The Nature of the Problem 14
The Literature: Denial of Dialectics 17
The Literature: False Examples of Dialectics 27
Tillich: Genuine Examples of Thesis-Antithesis-Synthesis Dialectics 43
2 Dialectics Affirmed 47
Antithetical Concepts 48
Dialectical Terminology 60
Phenomenology's Preface 64
Phenomenology's Introduction 69
Phenomenology's Part A: Consciousness 73
3 Spirit, Unconsciousness, the Macrodialectic, and Freedom 93
Spirit: A Nonsupernatural Physical-Mental "Organism" 94

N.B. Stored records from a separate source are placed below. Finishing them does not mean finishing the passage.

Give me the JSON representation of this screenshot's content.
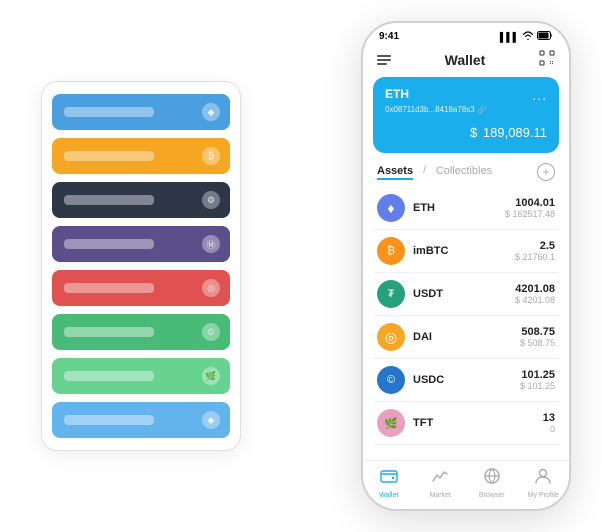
{
  "app": {
    "title": "Wallet"
  },
  "status_bar": {
    "time": "9:41",
    "signal": "▌▌▌",
    "wifi": "WiFi",
    "battery": "🔋"
  },
  "header": {
    "title": "Wallet"
  },
  "eth_card": {
    "label": "ETH",
    "address": "0x08711d3b...8418a78s3",
    "address_suffix": "🔗",
    "dots": "...",
    "currency": "$",
    "amount": "189,089.11"
  },
  "assets_section": {
    "tab_active": "Assets",
    "divider": "/",
    "tab_inactive": "Collectibles",
    "add_label": "+"
  },
  "assets": [
    {
      "name": "ETH",
      "icon": "♦",
      "icon_bg": "#627EEA",
      "amount": "1004.01",
      "usd": "$ 162517.48"
    },
    {
      "name": "imBTC",
      "icon": "₿",
      "icon_bg": "#F7931A",
      "amount": "2.5",
      "usd": "$ 21760.1"
    },
    {
      "name": "USDT",
      "icon": "₮",
      "icon_bg": "#26A17B",
      "amount": "4201.08",
      "usd": "$ 4201.08"
    },
    {
      "name": "DAI",
      "icon": "◎",
      "icon_bg": "#F5A623",
      "amount": "508.75",
      "usd": "$ 508.75"
    },
    {
      "name": "USDC",
      "icon": "©",
      "icon_bg": "#2775CA",
      "amount": "101.25",
      "usd": "$ 101.25"
    },
    {
      "name": "TFT",
      "icon": "🌿",
      "icon_bg": "#E8A0BF",
      "amount": "13",
      "usd": "0"
    }
  ],
  "bottom_nav": [
    {
      "label": "Wallet",
      "active": true,
      "icon": "⊙"
    },
    {
      "label": "Market",
      "active": false,
      "icon": "📈"
    },
    {
      "label": "Browser",
      "active": false,
      "icon": "👤"
    },
    {
      "label": "My Profile",
      "active": false,
      "icon": "👤"
    }
  ],
  "card_stack": {
    "colors": [
      "#4A9FE0",
      "#F5A623",
      "#2D3748",
      "#5A4F8A",
      "#E05252",
      "#48BB78",
      "#68D391",
      "#63B3ED"
    ]
  }
}
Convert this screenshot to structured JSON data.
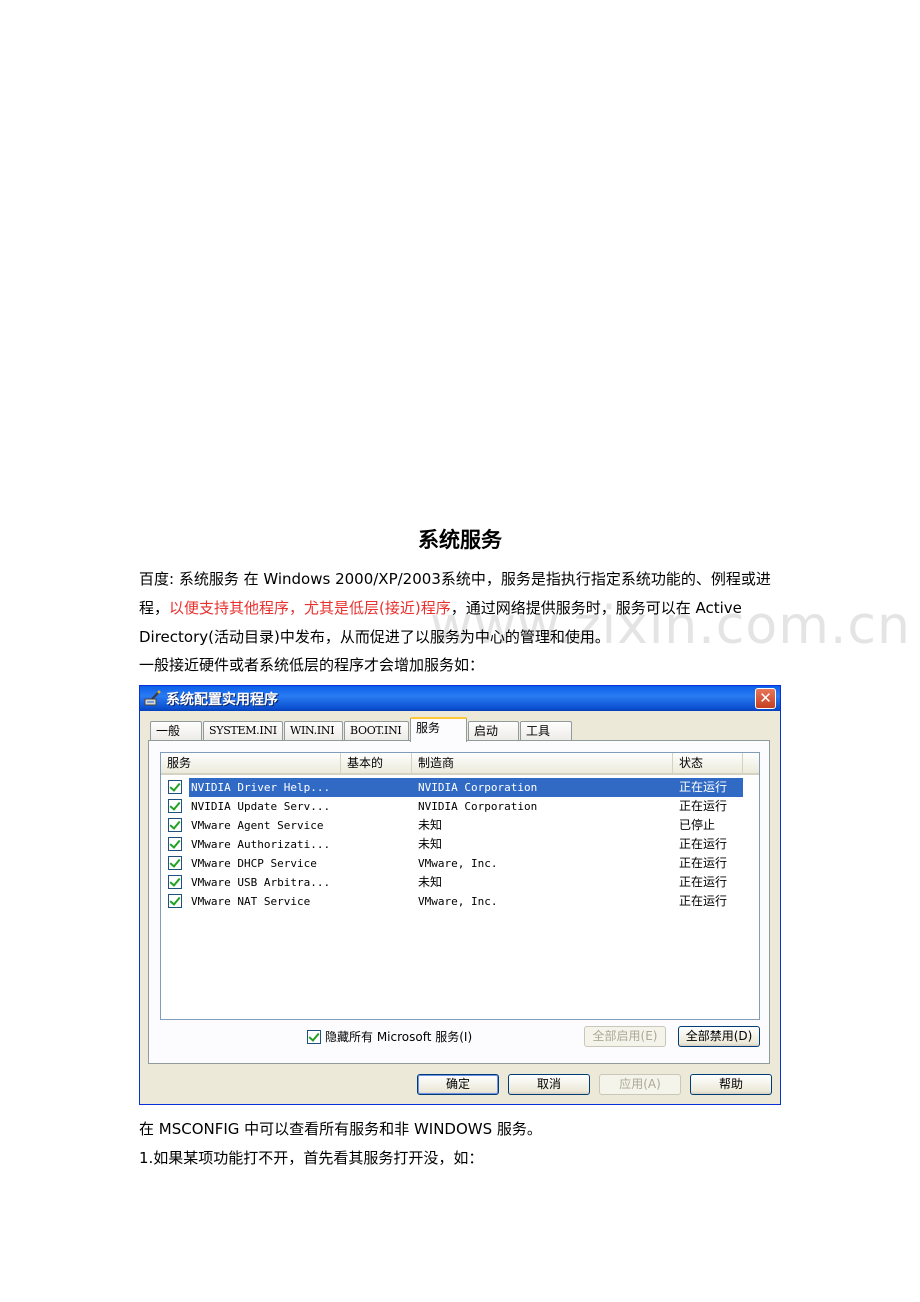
{
  "doc": {
    "title": "系统服务",
    "p1_a": "百度: 系统服务    在 Windows 2000/XP/2003系统中，服务是指执行指定系统功能的、例程或进程，",
    "p1_red": "以便支持其他程序，尤其是低层(接近)程序",
    "p1_b": "，通过网络提供服务时，服务可以在 Active Directory(活动目录)中发布，从而促进了以服务为中心的管理和使用。",
    "p2": "一般接近硬件或者系统低层的程序才会增加服务如：",
    "p3": "在 MSCONFIG 中可以查看所有服务和非 WINDOWS 服务。",
    "p4": "1.如果某项功能打不开，首先看其服务打开没，如：",
    "watermark": "www.zixin.com.cn"
  },
  "dialog": {
    "title": "系统配置实用程序",
    "close": "✕",
    "tabs": [
      "一般",
      "SYSTEM.INI",
      "WIN.INI",
      "BOOT.INI",
      "服务",
      "启动",
      "工具"
    ],
    "active_tab": "服务",
    "columns": {
      "service": "服务",
      "essential": "基本的",
      "manufacturer": "制造商",
      "status": "状态"
    },
    "rows": [
      {
        "name": "NVIDIA Driver Help...",
        "manufacturer": "NVIDIA Corporation",
        "status": "正在运行",
        "checked": true,
        "selected": true
      },
      {
        "name": "NVIDIA Update Serv...",
        "manufacturer": "NVIDIA Corporation",
        "status": "正在运行",
        "checked": true
      },
      {
        "name": "VMware Agent Service",
        "manufacturer": "未知",
        "status": "已停止",
        "checked": true
      },
      {
        "name": "VMware Authorizati...",
        "manufacturer": "未知",
        "status": "正在运行",
        "checked": true
      },
      {
        "name": "VMware DHCP Service",
        "manufacturer": "VMware, Inc.",
        "status": "正在运行",
        "checked": true
      },
      {
        "name": "VMware USB Arbitra...",
        "manufacturer": "未知",
        "status": "正在运行",
        "checked": true
      },
      {
        "name": "VMware NAT Service",
        "manufacturer": "VMware, Inc.",
        "status": "正在运行",
        "checked": true
      }
    ],
    "hide_ms": "隐藏所有 Microsoft 服务(I)",
    "enable_all": "全部启用(E)",
    "disable_all": "全部禁用(D)",
    "ok": "确定",
    "cancel": "取消",
    "apply": "应用(A)",
    "help": "帮助"
  }
}
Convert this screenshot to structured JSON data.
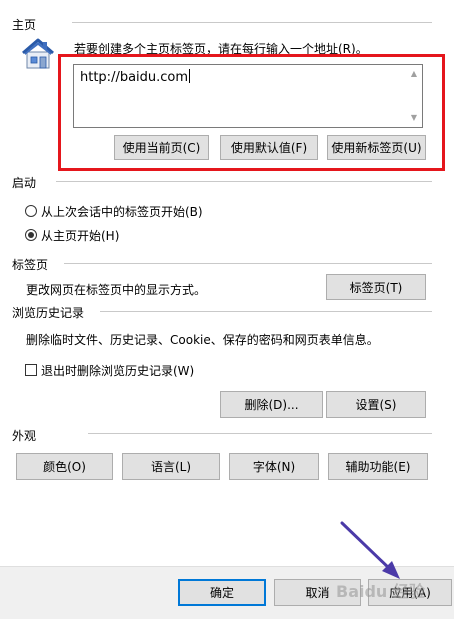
{
  "home": {
    "section_label": "主页",
    "instruction": "若要创建多个主页标签页，请在每行输入一个地址(R)。",
    "url_value": "http://baidu.com",
    "buttons": {
      "use_current": "使用当前页(C)",
      "use_default": "使用默认值(F)",
      "use_new_tab": "使用新标签页(U)"
    }
  },
  "startup": {
    "section_label": "启动",
    "option_last_session": "从上次会话中的标签页开始(B)",
    "option_home": "从主页开始(H)",
    "selected": "option_home"
  },
  "tabs": {
    "section_label": "标签页",
    "description": "更改网页在标签页中的显示方式。",
    "button": "标签页(T)"
  },
  "history": {
    "section_label": "浏览历史记录",
    "description": "删除临时文件、历史记录、Cookie、保存的密码和网页表单信息。",
    "checkbox_label": "退出时删除浏览历史记录(W)",
    "checkbox_checked": false,
    "delete_button": "删除(D)...",
    "settings_button": "设置(S)"
  },
  "appearance": {
    "section_label": "外观",
    "buttons": {
      "colors": "颜色(O)",
      "languages": "语言(L)",
      "fonts": "字体(N)",
      "accessibility": "辅助功能(E)"
    }
  },
  "footer": {
    "ok": "确定",
    "cancel": "取消",
    "apply": "应用(A)"
  },
  "watermark": {
    "text": "Baidu 经验"
  },
  "colors": {
    "highlight_box": "#e5161c",
    "annotation_arrow": "#4b3aa8",
    "default_button_border": "#0078d7"
  }
}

Separation and Return 108
The Trinity as "Revealed Religion" 112
Hegel's Macrodialectic: The Unconscious Stage (Thesis) 119
Hegel's Macrodialectic: The Full Dialectic 126
Freedom and Bondage 135
4 The Intermediate Dialectics and Microdialectics 145
The Intermediate Dialectics 145
The Microdialectics 153
The Message of Our Education in Dialectics 203
5 The Dialectics of History: Hegel vs. Marx 207
Hegel's History Dialectics 208
Level 1 Hegel's Two Overall-Period Dialectics 208
Level 2 Hegel's Two Subperiod Dialectics 223
Level 3 Hegel's Six Sub-Subperiod Dialectics 228
Picking and Choosing 241
Marx's History Dialectics 243
Marx's Dialectical Framework 245
Level 1 Marx's Overall-Period Dialectics 252
Level 2 Marx's Subperiod Dialectics 259
6 False and Fuzzy Interpretations of Spirit 267
Panentheistic Interpretations 268
Pantheistic Interpretations 279
Nonsupernatural Quasi-Pantheistic Interpretations 285
Nonsupernatural Societal Interpretations 302
Five Noninterpretations 310
7 Side Issues and Conclusions 323
Forster's Hypothesis of Late Expansion of the Text 323
Solomon's Beautiful Soul Hypothesis 343
Appraising Hegel's Thought 348
Translations Used for Works by Hegel 413
Translations Used for Works by Marx and Engels 415
Bibliography: 246 Authors of Works on Hegel, Marx, or Both 417